As far as torture and photography go, I believe that Sontag asks an important question, "So, then, is the real issue not the photographs themselves but what the photographs reveal to have happened to ''suspects'' in American custody?" I think that this question can work on many different levels and situations. If you take out: "suspects" in American custody, and fill in your own blank you can see what I mean more clearly. In the situation with the prisoners of Abu Ghrai, I agree with Sontag, that the issue at hand is the photographs and what they reveal. These photographs were not taken for history or honorable documentation. They were taken as "trophies", like Sontag states. They were taken my American soldiers to show their friends and to poke fun at the prisoners. She states "as if the fault or horror lay in the images, not in what they depict" when talking about president Bush's response to these photographs. I feel as if many people feel this way about photographs of terror or horror, but in some cases it is not the photograph that is at fault. The "fault" lie in the real life, the situation that really did happen. That is my take on it anyways.

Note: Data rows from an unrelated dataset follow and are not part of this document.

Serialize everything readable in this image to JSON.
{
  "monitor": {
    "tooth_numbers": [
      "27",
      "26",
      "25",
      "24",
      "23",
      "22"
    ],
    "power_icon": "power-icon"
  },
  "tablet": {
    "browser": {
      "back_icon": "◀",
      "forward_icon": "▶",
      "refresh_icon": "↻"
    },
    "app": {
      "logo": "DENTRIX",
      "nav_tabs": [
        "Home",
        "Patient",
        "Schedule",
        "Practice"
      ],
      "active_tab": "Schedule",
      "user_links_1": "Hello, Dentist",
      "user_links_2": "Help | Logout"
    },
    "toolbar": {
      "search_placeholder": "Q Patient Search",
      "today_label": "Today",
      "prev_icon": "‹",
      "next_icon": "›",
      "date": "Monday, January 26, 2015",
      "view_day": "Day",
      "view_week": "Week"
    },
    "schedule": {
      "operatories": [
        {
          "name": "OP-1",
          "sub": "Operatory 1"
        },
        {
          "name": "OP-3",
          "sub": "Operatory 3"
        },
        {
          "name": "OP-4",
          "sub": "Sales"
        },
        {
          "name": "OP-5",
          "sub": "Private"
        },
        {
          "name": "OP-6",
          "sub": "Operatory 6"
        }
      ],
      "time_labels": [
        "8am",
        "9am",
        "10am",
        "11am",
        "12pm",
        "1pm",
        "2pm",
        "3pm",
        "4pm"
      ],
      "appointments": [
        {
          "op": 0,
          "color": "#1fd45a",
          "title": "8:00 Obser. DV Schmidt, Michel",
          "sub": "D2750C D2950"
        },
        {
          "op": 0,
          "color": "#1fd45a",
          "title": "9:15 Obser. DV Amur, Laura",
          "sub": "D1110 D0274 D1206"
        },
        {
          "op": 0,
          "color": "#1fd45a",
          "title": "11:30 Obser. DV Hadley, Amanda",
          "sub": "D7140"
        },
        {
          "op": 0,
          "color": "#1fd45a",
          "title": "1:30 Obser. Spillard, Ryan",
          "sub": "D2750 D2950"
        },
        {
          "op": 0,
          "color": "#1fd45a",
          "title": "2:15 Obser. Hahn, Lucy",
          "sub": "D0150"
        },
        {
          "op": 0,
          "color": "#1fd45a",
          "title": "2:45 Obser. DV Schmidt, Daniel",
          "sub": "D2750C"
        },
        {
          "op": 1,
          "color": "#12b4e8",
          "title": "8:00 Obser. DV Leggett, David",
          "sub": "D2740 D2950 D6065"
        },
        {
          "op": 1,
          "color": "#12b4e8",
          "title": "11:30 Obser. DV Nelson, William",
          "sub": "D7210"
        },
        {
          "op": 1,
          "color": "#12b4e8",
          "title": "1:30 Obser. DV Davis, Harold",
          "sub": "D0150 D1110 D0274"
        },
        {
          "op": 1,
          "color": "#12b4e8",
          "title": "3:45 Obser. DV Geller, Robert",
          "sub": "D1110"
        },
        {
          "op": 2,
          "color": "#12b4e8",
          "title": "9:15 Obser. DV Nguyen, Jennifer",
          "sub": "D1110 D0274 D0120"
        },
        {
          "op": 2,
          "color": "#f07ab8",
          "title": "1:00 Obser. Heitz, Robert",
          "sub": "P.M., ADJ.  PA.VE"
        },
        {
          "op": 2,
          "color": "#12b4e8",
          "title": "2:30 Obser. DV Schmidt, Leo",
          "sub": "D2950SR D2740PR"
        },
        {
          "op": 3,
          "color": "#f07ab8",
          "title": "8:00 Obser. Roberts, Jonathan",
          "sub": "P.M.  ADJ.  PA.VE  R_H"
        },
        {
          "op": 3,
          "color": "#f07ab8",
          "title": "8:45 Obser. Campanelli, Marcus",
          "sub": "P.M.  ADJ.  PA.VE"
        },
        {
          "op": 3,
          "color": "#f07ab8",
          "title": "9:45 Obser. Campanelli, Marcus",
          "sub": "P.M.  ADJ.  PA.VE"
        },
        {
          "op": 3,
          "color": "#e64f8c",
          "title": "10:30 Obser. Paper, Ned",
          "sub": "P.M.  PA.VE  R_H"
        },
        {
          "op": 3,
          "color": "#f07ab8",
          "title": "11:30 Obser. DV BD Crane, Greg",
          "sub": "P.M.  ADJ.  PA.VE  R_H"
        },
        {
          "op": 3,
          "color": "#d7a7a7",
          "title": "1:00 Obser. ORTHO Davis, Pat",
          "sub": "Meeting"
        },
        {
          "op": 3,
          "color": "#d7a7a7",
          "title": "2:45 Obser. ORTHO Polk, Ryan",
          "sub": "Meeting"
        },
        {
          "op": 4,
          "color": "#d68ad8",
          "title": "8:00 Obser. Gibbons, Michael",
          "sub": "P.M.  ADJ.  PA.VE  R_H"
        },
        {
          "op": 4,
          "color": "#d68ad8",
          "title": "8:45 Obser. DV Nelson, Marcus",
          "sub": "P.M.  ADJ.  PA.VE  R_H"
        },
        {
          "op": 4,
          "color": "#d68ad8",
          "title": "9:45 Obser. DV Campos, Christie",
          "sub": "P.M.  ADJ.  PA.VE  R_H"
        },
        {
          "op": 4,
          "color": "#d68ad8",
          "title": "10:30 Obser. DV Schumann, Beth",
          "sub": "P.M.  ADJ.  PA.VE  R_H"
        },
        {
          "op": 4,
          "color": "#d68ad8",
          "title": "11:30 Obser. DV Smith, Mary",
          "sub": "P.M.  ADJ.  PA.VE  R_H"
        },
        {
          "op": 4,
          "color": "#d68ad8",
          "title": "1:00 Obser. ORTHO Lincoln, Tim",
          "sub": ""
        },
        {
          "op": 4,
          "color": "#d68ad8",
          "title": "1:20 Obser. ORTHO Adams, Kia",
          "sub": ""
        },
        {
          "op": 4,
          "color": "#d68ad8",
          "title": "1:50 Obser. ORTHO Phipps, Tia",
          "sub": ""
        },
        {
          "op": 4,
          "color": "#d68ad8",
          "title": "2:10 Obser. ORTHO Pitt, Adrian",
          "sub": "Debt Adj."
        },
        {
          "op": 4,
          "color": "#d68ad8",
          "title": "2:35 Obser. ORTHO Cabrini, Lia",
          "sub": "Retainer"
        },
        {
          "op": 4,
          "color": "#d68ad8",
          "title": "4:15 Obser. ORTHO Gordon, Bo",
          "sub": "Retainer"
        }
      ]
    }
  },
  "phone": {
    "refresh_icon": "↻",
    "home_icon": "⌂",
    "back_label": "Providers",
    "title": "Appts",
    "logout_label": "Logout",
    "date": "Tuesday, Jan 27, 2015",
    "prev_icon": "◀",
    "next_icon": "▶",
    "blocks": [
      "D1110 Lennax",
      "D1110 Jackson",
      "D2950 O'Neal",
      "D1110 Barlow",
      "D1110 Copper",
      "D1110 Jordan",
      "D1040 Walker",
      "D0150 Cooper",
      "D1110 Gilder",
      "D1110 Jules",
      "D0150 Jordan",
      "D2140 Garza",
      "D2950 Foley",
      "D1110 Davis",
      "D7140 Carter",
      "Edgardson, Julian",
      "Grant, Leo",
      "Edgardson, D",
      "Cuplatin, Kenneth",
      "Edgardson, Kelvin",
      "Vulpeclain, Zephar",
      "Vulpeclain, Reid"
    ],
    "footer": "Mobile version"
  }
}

As informed by the article by Tom Junod, in the image of the Falling Man from 9-11 many people were shocked and appalled that this photograph was released to the public. I feel as this image should not have been sheltered or avoided, it was something that really happened, an aspect from a real life situation. I can see why people would have an issue with it, but just because something is shocking, in my opinion, does not mean it should be kept hidden.
Slavoj Zizek explores theories about the "real" and the "projected real" that I have often thought about. It is sometimes hard to feel real life as a shocking or phenomenal experience when we see these images depicting real life all around us, everywhere we go. In commercials, movies, video games, advertisements etc. It almost seems as if real life is no longer real. I was thinking about this lately with that new Sean Penn film, "Into the Wild" or whatever the name was, I have yet to actually see it. Anyways, I feel as if people no longer need to act on certain desires or impulses because it's so much easier to pay twelve dollars and sit and watch someone else doing the things that you thought of. With bigger and more important issues at hand, I feel as if this thought process works all the same. Take any of Michael Moore's films for instance. People often agree with his politics and concerns, everyone goes to see his films, but they never do anything! I am guilty of it too...I believe we all are. For some reason and for some people the world is easier to understand, easier to think about, just easier when your watching it on a screen.